What do we talk about when we talk about Israel? Not about Israel, and not even about Palestine, not about the occupation and not about the mechanisms that hold it in place, not about the political cartography in Jerusalem, Ramallah, and Gaza City, not really about the history of the conflict. As dominated by the hard core anti-Zionist left, we end up talking about something else –first about simple things like apartheid, boycotts, settler colonialism, and then about anti-normalization, and on to Jews, and Jewish control of the media or universities, assertions of Jewish privilege, transferring Israeli Jews to the United States, and Hitler.
The Jewish rightwing in Israel and the United States are all too happy to play the anti-Semitism card when it is handed to them. But it’s the left that shoots itself in its own foot, over and over again in universities in the United States, Canada, and the United Kingdom, and now in the British Labor party. Reflecting no doubt a minority opinion, anti-Semitism pops up all over the place. The most charitable conclusion would be to say that many people on the hard core anti-Zionist left simply have no idea what they’re doing when they traffic in old, rancid tropes –except for maybe Ken Livingstone, who most probably knows what he’s doing when he starts Jew-baiting by comparing Zionism and Nazism.
Compare in contrast these recent words from Norman Finkelstein, which you can read here.
Once he was a pariah in the Jewish community. Now they hate him over at BDS. He’s a loose cannon. You can see it in his judgment re: the “reactionary” nature of the African American vote in the Democratic primaries. He swings hard all at once in multiple directions. Sometimes he misses, sometimes he hits. A staunch critic of Israel and Israeli policy, he has turned withering attention towards BDS as well.
What do we talk about when we talk about Israel? It’s his view here that the serious problem is not Zionism per se as much as it is Israel. In its focus on Zionism, BDS along with the rest of the anti-Zionist left politically undercuts the cause of Palestine which they would otherwise promote. By attacking Zionism tout court, BDS bangs into the wall of a strong consensus. The strength of Zionism in the Jewish community rests on its very heterogeneity. Its strong support across the larger American political spectrum rests upon international norms and agreements.
This is what Finkelstein recently had to say:

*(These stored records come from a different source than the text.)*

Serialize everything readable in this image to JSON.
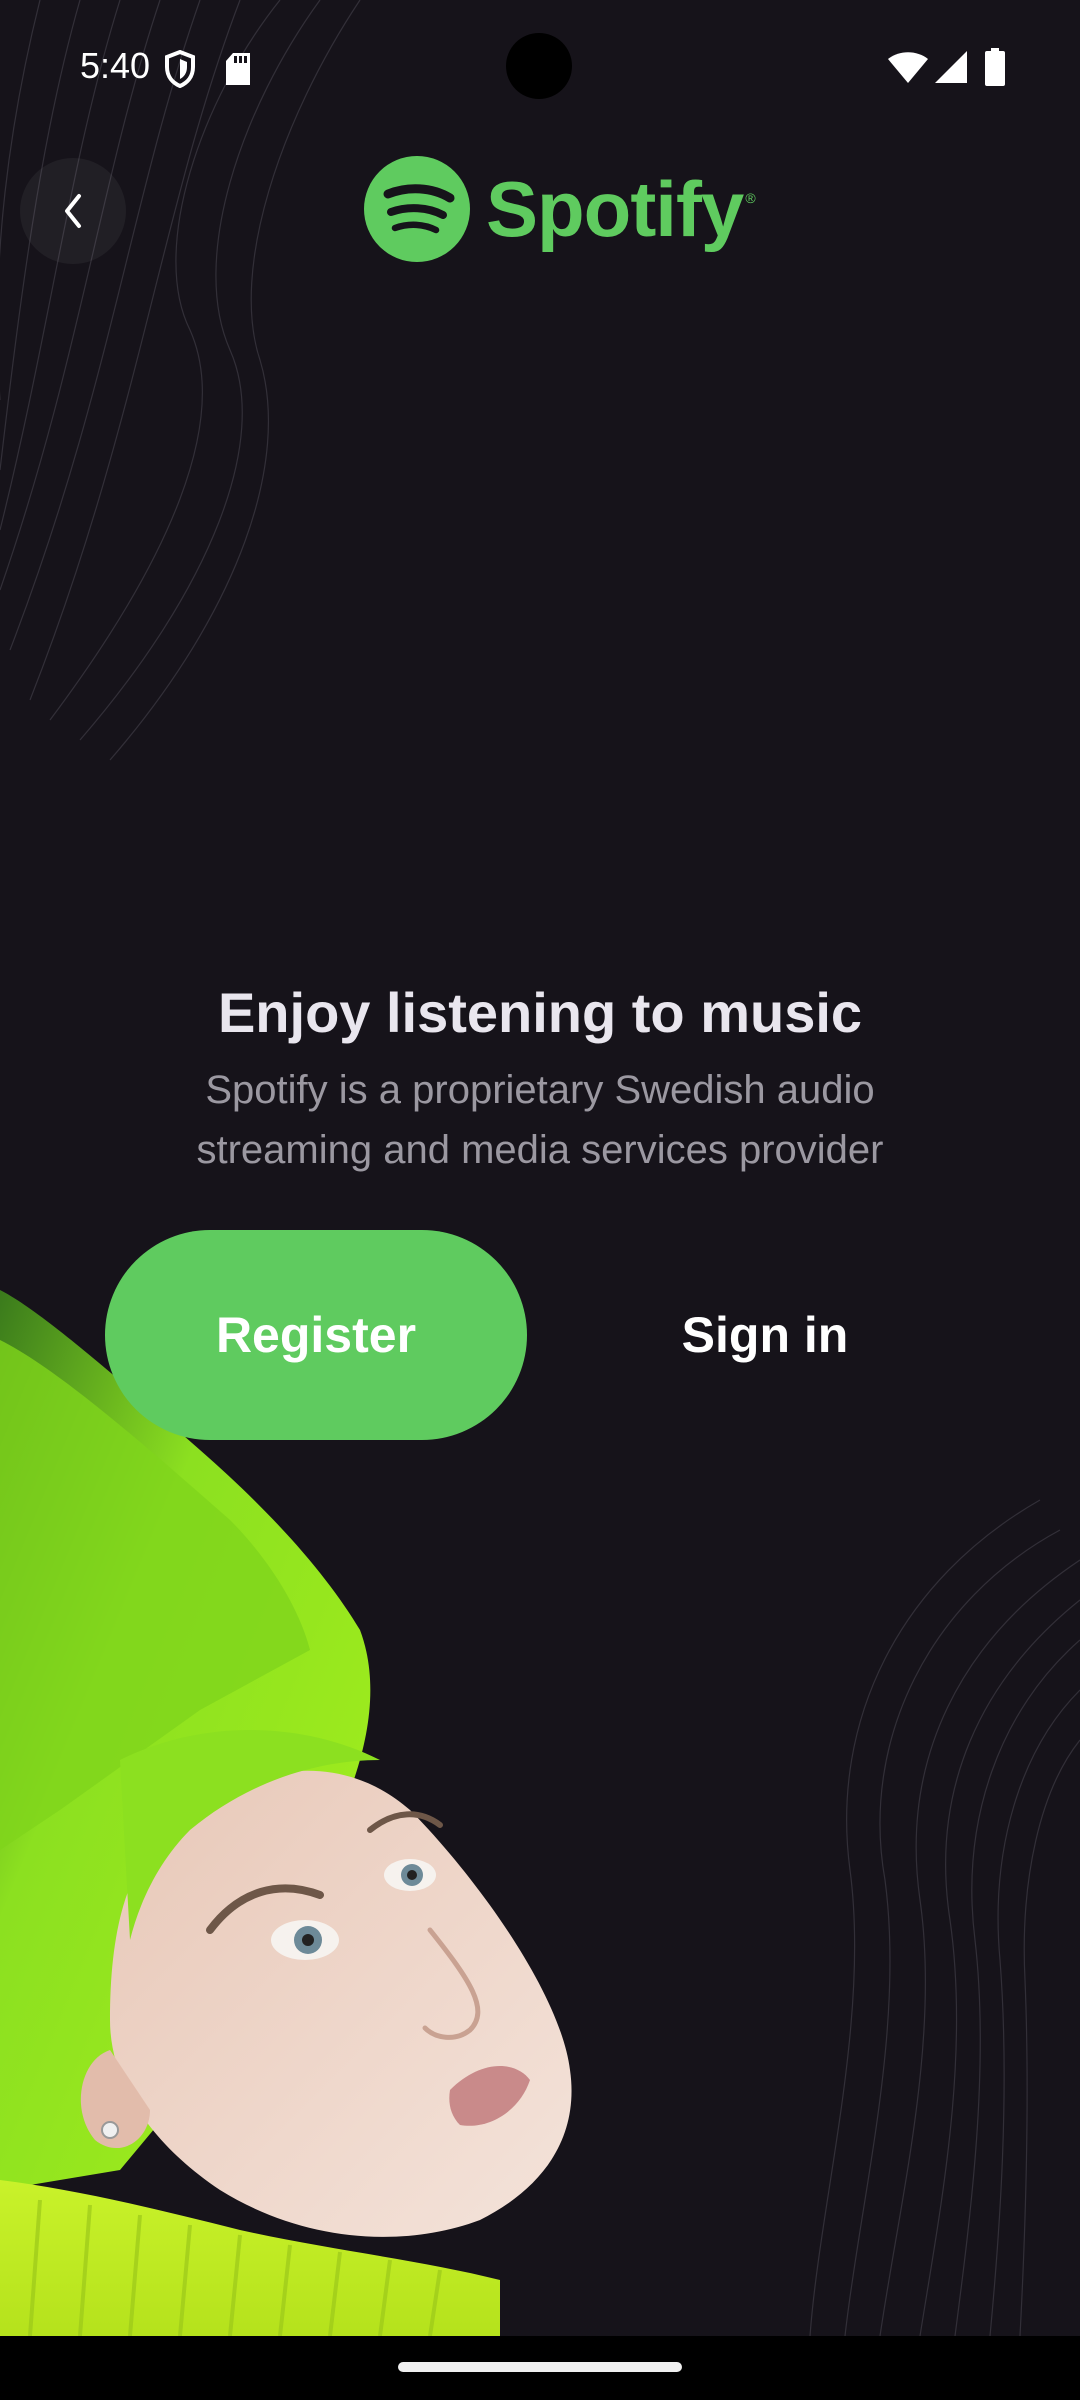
{
  "status_bar": {
    "time": "5:40",
    "icons": [
      "shield-icon",
      "sd-card-icon",
      "wifi-icon",
      "cellular-signal-icon",
      "battery-icon"
    ]
  },
  "header": {
    "back_icon": "chevron-left-icon",
    "brand_name": "Spotify",
    "brand_registered": "®"
  },
  "hero": {
    "title": "Enjoy listening to music",
    "description": "Spotify is a proprietary Swedish audio streaming and media services provider"
  },
  "actions": {
    "register_label": "Register",
    "signin_label": "Sign in"
  },
  "colors": {
    "background": "#16131a",
    "accent": "#5fcb5f",
    "title": "#e9e6ee",
    "description": "#9b98a1"
  }
}
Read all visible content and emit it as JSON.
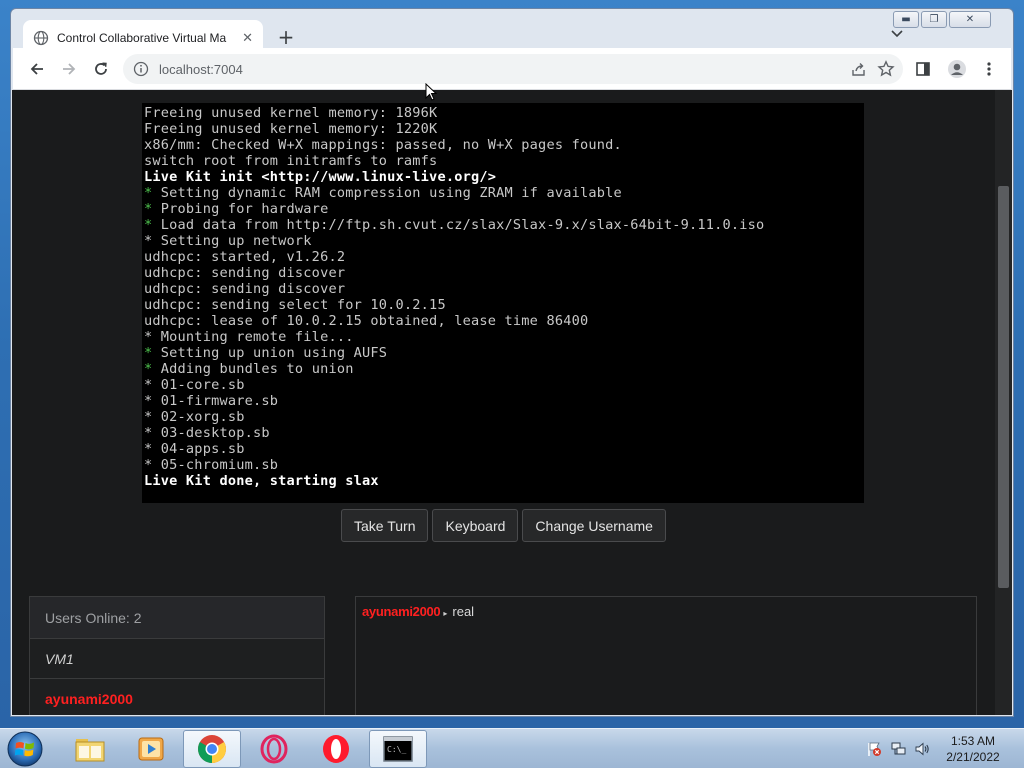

“If you want to reach a broad public, you have to focus on things like Israel’s human rights record, the occupation, the settlements and the blockade, which a lot of liberal Jewish opinion also opposes. But if you switch the conversation to Zionism and anti-Zionism, a lot of Jews get queasy. What exactly does anti-Zionism mean? If it denotes the dissolution of Israel, it’s a nonstarter for the vast majority of Jews, and public opinion generally. Such a conversation also doesn’t go anywhere. The difference between Zionism and Apartheid—which clearly became a term of opprobrium—is that there was never a quarrel about what Apartheid signified. Everyone understood it meant separate and effectively unequal development. It had a clear, unambiguous meaning. So the debate was not subtle. It was actually pretty straightforward, and in the West no one tried to defend Apartheid on ideological grounds, because it was so antithetical to the dominant ethos of the post-Civil Rights era, which had just repudiated the separate-and-unequal doctrine. But Zionism doesn’t have a clear-cut definition, that’s why both Chomsky and Netanyahu can call themselves Zionists. It’s a much more elastic term. Historically, it contained within it many competing currents, some of which were not awful, although the dominant tendency, which won out, was obviously noxious. So, once you get into a conversation about Zionism, you’re talking about an elusive phenomenon, which might be useful to parse in a graduate school seminar, but I don’t think it has much to do with politics. It’s just a distraction, which is why Israel loves to talk about it.”
It is harder and harder to maintain the easy bromide offered on the left that anti-Zionism “is” not anti-Semitism and that Zionism isn’t Judaism. Both statements are ostensibly true. In both cases, the terms are, indeed not identical. But that doesn’t mean that the one half of the term has “nothing” to do with the other half of the term. Refusing to see the complex imbrications, it is no surprise that the radical anti-Zionist left jumps off the rail. In using flat rubrics like “apartheid” and “settler colonialism,” staking maximalist positions, encouraging intifadah and other extreme slogans, distorting the history of Zionism and the contexts that shaped it, discouraging dialogue and pushing anti-normalization, the anti-Zionist left gets itself mired in anti-Semitism. This is the rhetorical bed that vocal segments of the anti-Zionist left makes for itself. We end up no longer talking about Israel or the occupation. It always comes back to Hitler.